Jeannie shouldn’t be cut any slack either. A faithless wife to Mickey, she finds solace in a local celebrity journalist, Richard Shelburn, who’s reporting her son’s death. Richard Jenkins delivers an adequate performance as yet another morally gray member of God’s Pocket. He’s an outsider, but down deep he’s exactly like the rest of the common folk.
Besides being consistently dreary, God’s Pocket tries it hardest at pulling off aspects of a black comedy. The result is rather mixed. Many times the injected humor unnecessarily disrupts the dramatic momentum. There’s one escapade involving Mickey and his son’s corpse, which is no laughing matter by any means. Its execution is shockingly one of the few instances where the comedy pulls through.

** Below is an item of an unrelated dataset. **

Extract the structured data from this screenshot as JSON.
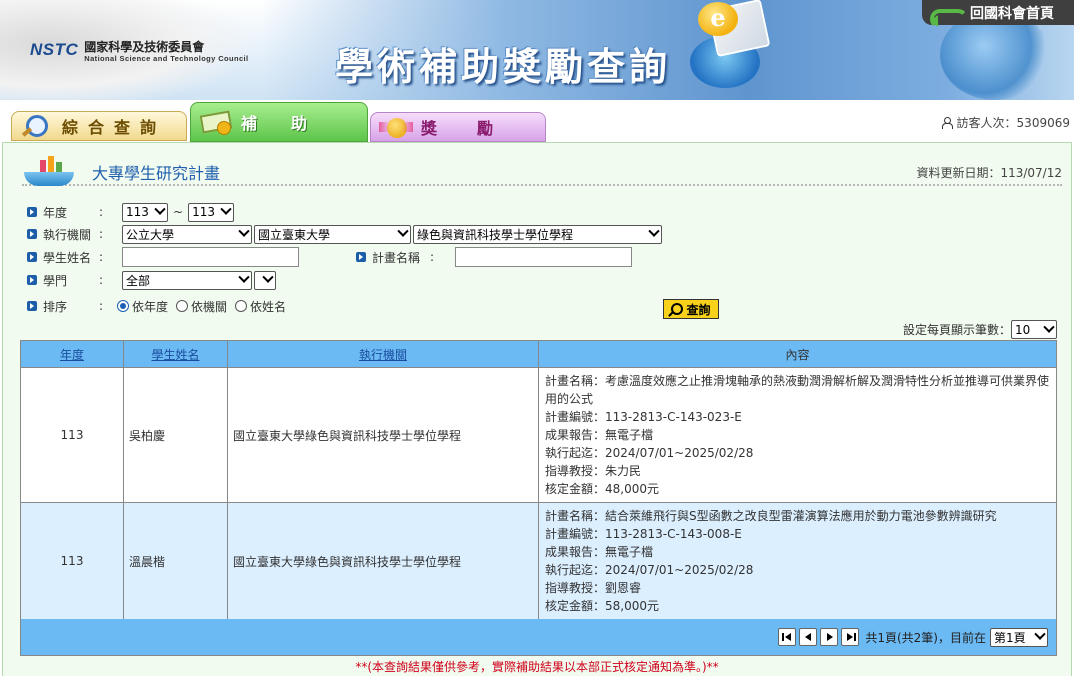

In its brisk 87 minute run time, there’s never a dull moment in God’s Pocket. That said, there’s just not enough time to detail everyone’s personal ordeals. It’s unsatisfying to see even the keystone to this film not fully wrapped up when the credits roll.
Slattery deserves credit for trying his hand at directing such a challenging film. Still, he’s left plenty of stones in God’s Pocket left unturned.
GRADE: B- (3.5/5)
ABOUT THE AUTHOR:
Matt Marshall is a YouTube movie reviewer who hosts MNMreviews. He has a B.A. in Communications/Journalism from St. John Fisher College and resides in Rochester, NY.